DYdX Founder: Crypto Developers Could Benefit from Avoiding US Market – What's Going On?
Antonio Juliano, founder of the decentralized exchange dYdX, has suggested that crypto developers forget about serving customers in the United States for the next five to 10 years due to a hostile regulatory environment.
In a recent X (formerly Twitter) thread, the crypto veteran encouraged crypto builders to focus on experimenting in other markets and return to the US when the time is right.
"It’s not really worth the hassle / compromises. Most of the market is overseas anyways. Innovate there, find PMF, then come back with more leverage," he wrote.
Juliano's remarks were centered around startups rather than well-established projects.
He argued that startups could experience faster growth and user adoption by prioritizing markets outside the US, which are often more receptive and less restrictive.

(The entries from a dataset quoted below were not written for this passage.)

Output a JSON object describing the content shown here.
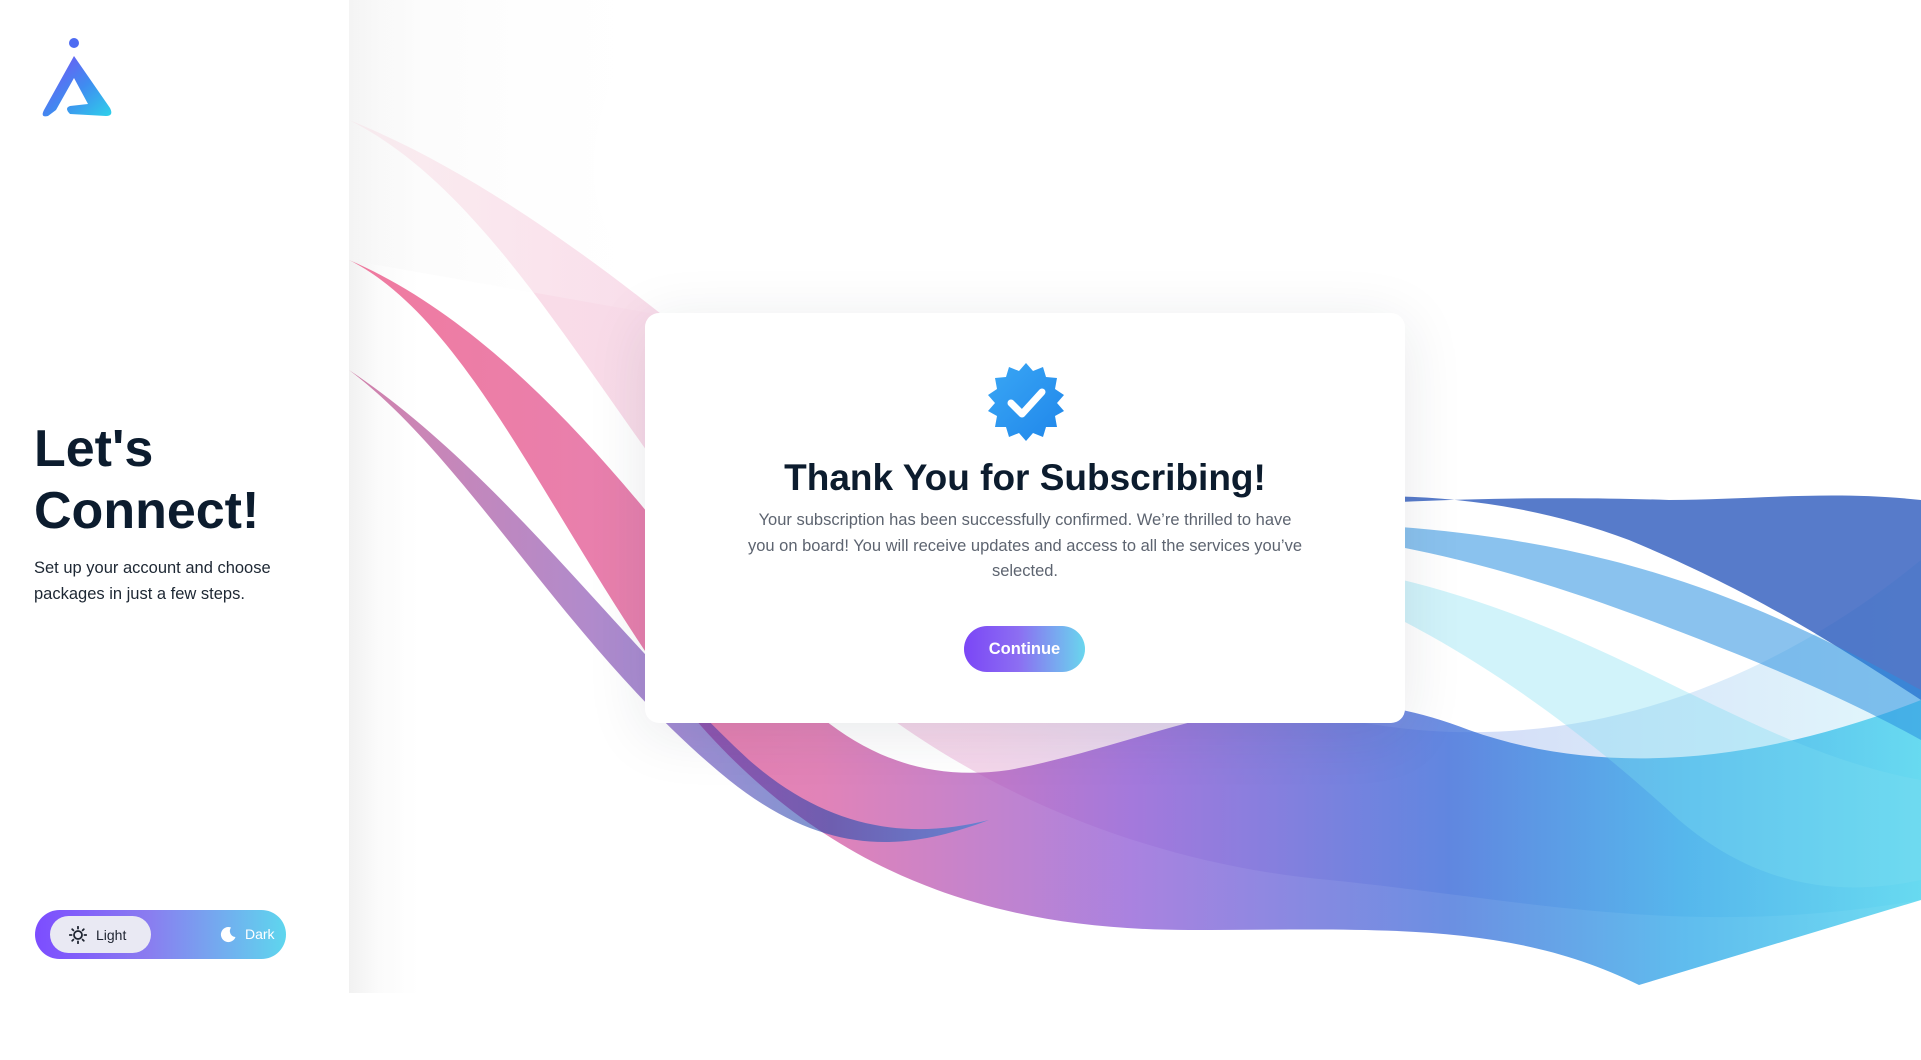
{
  "sidebar": {
    "logo_name": "brand-logo",
    "hero_title": "Let's Connect!",
    "hero_subtitle": "Set up your account and choose packages in just a few steps.",
    "theme_toggle": {
      "options": [
        {
          "label": "Light",
          "icon": "sun-icon",
          "selected": true
        },
        {
          "label": "Dark",
          "icon": "moon-icon",
          "selected": false
        }
      ]
    }
  },
  "modal": {
    "icon": "verified-badge-icon",
    "title": "Thank You for Subscribing!",
    "message": "Your subscription has been successfully confirmed. We’re thrilled to have you on board! You will receive updates and access to all the services you’ve selected.",
    "button_label": "Continue"
  },
  "colors": {
    "heading": "#0c1c2e",
    "body_text": "#5d6470",
    "accent_start": "#7b46f6",
    "accent_end": "#69d6ee",
    "badge": "#2f95f0"
  }
}
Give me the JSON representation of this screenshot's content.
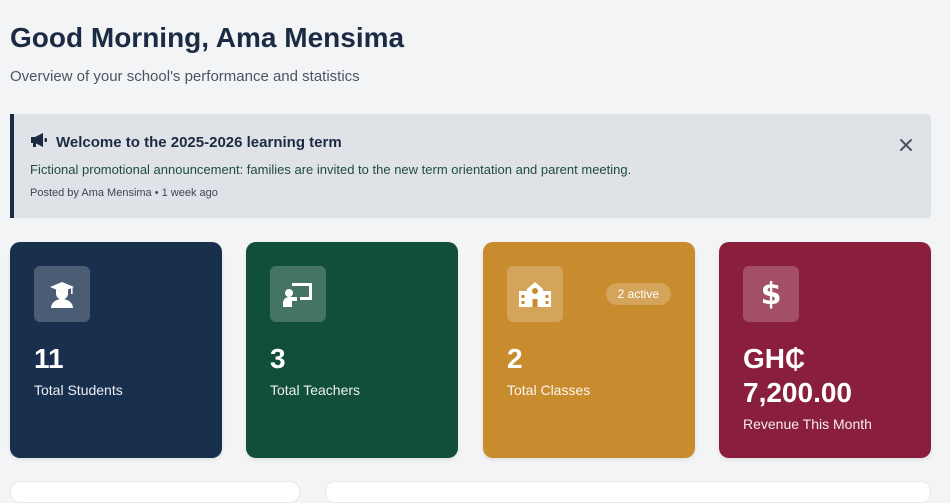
{
  "header": {
    "greeting": "Good Morning, Ama Mensima",
    "subtitle": "Overview of your school's performance and statistics"
  },
  "announcement": {
    "icon": "megaphone-icon",
    "title": "Welcome to the 2025-2026 learning term",
    "body": "Fictional promotional announcement: families are invited to the new term orientation and parent meeting.",
    "meta": "Posted by Ama Mensima • 1 week ago"
  },
  "stats": [
    {
      "icon": "graduate-icon",
      "value": "11",
      "label": "Total Students",
      "color": "#18304d"
    },
    {
      "icon": "teacher-board-icon",
      "value": "3",
      "label": "Total Teachers",
      "color": "#114e3b"
    },
    {
      "icon": "school-building-icon",
      "value": "2",
      "label": "Total Classes",
      "badge": "2 active",
      "color": "#c88b2e"
    },
    {
      "icon": "dollar-icon",
      "value_line1": "GH₵",
      "value_line2": "7,200.00",
      "label": "Revenue This Month",
      "color": "#8a1f3d"
    }
  ]
}
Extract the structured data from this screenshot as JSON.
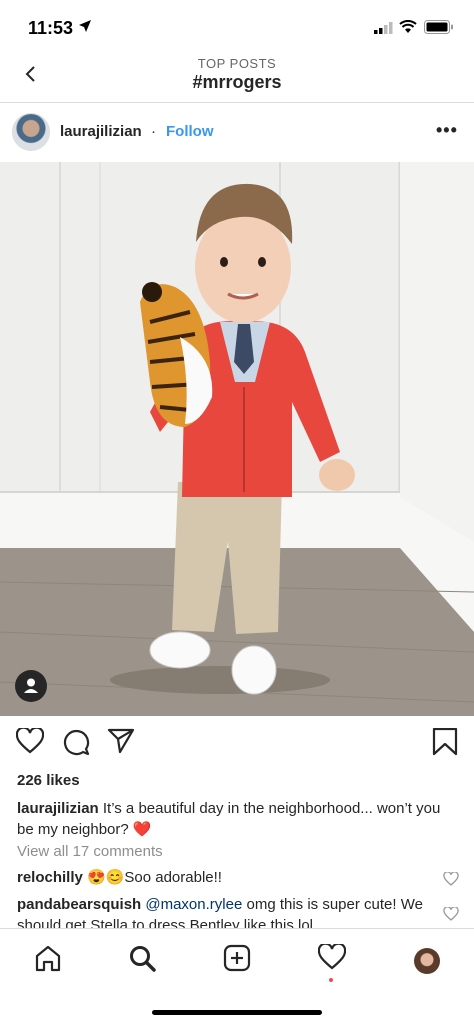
{
  "status": {
    "time": "11:53"
  },
  "nav": {
    "subtitle": "TOP POSTS",
    "title": "#mrrogers"
  },
  "post": {
    "username": "laurajilizian",
    "separator": "·",
    "follow_label": "Follow",
    "more_label": "•••",
    "likes": "226 likes",
    "caption_user": "laurajilizian",
    "caption_text": " It’s a beautiful day in the neighborhood... won’t you be my neighbor? ❤️",
    "view_all": "View all 17 comments"
  },
  "comments": [
    {
      "user": "relochilly",
      "text": " 😍😊Soo adorable!!"
    },
    {
      "user": "pandabearsquish",
      "mention": " @maxon.rylee",
      "text": " omg this is super cute! We should get Stella to dress Bentley like this lol"
    }
  ],
  "icons": {
    "back": "chevron-left-icon",
    "like": "heart-icon",
    "comment": "comment-icon",
    "share": "paper-plane-icon",
    "save": "bookmark-icon",
    "tags": "person-tag-icon",
    "home": "home-icon",
    "search": "search-icon",
    "new_post": "add-post-icon",
    "activity": "heart-icon",
    "profile": "profile-avatar"
  },
  "colors": {
    "link": "#3897f0",
    "sweater": "#e8473e",
    "notification_dot": "#ed4956"
  }
}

The lack of clear rules and regulations surrounding cryptocurrencies in the US has been a significant concern within the industry.
Regulatory ambiguity, particularly regarding the jurisdiction of the US Securities and Exchange Commission and Commodity Futures Trading Commission, has hindered crypto's progress.

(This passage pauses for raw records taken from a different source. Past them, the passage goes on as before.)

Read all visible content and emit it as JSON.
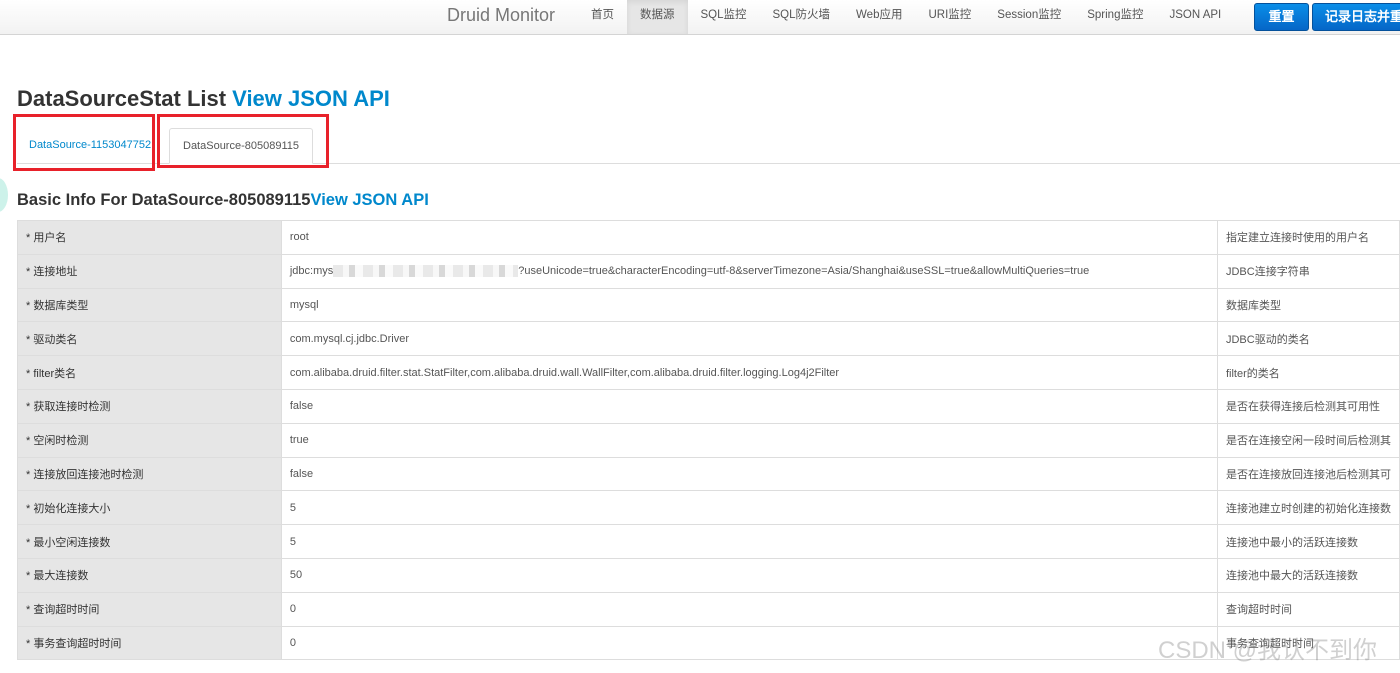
{
  "navbar": {
    "brand": "Druid Monitor",
    "items": [
      "首页",
      "数据源",
      "SQL监控",
      "SQL防火墙",
      "Web应用",
      "URI监控",
      "Session监控",
      "Spring监控",
      "JSON API"
    ],
    "active_index": 1,
    "reset_label": "重置",
    "log_label": "记录日志并重置"
  },
  "page": {
    "title": "DataSourceStat List ",
    "title_link": "View JSON API",
    "tabs": [
      "DataSource-1153047752",
      "DataSource-805089115"
    ],
    "section_title": "Basic Info For DataSource-805089115",
    "section_link": "View JSON API"
  },
  "table": {
    "rows": [
      {
        "key": "* 用户名",
        "value": "root",
        "desc": "指定建立连接时使用的用户名"
      },
      {
        "key": "* 连接地址",
        "value_prefix": "jdbc:mys",
        "value": "?useUnicode=true&characterEncoding=utf-8&serverTimezone=Asia/Shanghai&useSSL=true&allowMultiQueries=true",
        "desc": "JDBC连接字符串"
      },
      {
        "key": "* 数据库类型",
        "value": "mysql",
        "desc": "数据库类型"
      },
      {
        "key": "* 驱动类名",
        "value": "com.mysql.cj.jdbc.Driver",
        "desc": "JDBC驱动的类名"
      },
      {
        "key": "* filter类名",
        "value": "com.alibaba.druid.filter.stat.StatFilter,com.alibaba.druid.wall.WallFilter,com.alibaba.druid.filter.logging.Log4j2Filter",
        "desc": "filter的类名"
      },
      {
        "key": "* 获取连接时检测",
        "value": "false",
        "desc": "是否在获得连接后检测其可用性"
      },
      {
        "key": "* 空闲时检测",
        "value": "true",
        "desc": "是否在连接空闲一段时间后检测其"
      },
      {
        "key": "* 连接放回连接池时检测",
        "value": "false",
        "desc": "是否在连接放回连接池后检测其可"
      },
      {
        "key": "* 初始化连接大小",
        "value": "5",
        "desc": "连接池建立时创建的初始化连接数"
      },
      {
        "key": "* 最小空闲连接数",
        "value": "5",
        "desc": "连接池中最小的活跃连接数"
      },
      {
        "key": "* 最大连接数",
        "value": "50",
        "desc": "连接池中最大的活跃连接数"
      },
      {
        "key": "* 查询超时时间",
        "value": "0",
        "desc": "查询超时时间"
      },
      {
        "key": "* 事务查询超时时间",
        "value": "0",
        "desc": "事务查询超时时间"
      }
    ]
  },
  "watermark": "CSDN @我认不到你",
  "colors": {
    "link": "#0088cc",
    "button": "#0566c7",
    "highlight": "#e8212a"
  }
}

Juliano suggested that for the crypto sector to have more influence over US policy, it needs to grow further and amass substantial user bases.
Crypto Executives Weigh In On Discussion
In response to the controversial argument from Juliano, a number of crypto executives offered different perspectives.
Brian Armstrong, CEO of Coinbase, one of the leading cryptocurrency exchanges, said that progress in the US may happen sooner than expected.
"I see your point — but I think it will be better in a much shorter time. Probably by next year if I had to guess," Armstrong responded.
He expressed confidence in the US's ability to adapt and embrace cryptocurrencies.
Evgeny Gaevoy, CEO of Wintermute, also weighed in on the discussion, aligning with Juliano's view.
"Only I think it will be either 2-3 years if crypto is successful or never if it is not," Gaevoy stated.
He added that crypto builders should focus on overseas markets initially, and the US may only become crypto-friendly after significant growth and adoption.
Nevertheless, Juliano also acknowledged the importance of crypto policy work in the US, recognizing that it takes time to influence policy and that much of the world follows the US's lead.
He claimed that there is a need for crypto products with massive usage and strong user demand to shape policy decisions.
"Crypto not yet having world-scale usage/product market fit means we don't yet have much influence in policy. We need to have products with massive usage where users say, 'wait, I need this,'" Juliano stated.
It is worth noting that the regulatory ambiguity in the US has forced crypto companies to explore other markets such as the UK and Brazil, where regulations are clearer.
Coinbase is already expanding its global virtual currency footprint aggressively with operations in Germany, Ireland, Italy, and the Netherlands.
The company is also considering a potential move to the UK and Dubai for a friendlier regulatory environment.
Likewise, Binance is doing what it can to be regulated in the UK despite a ban on the company by the UK regulator last year.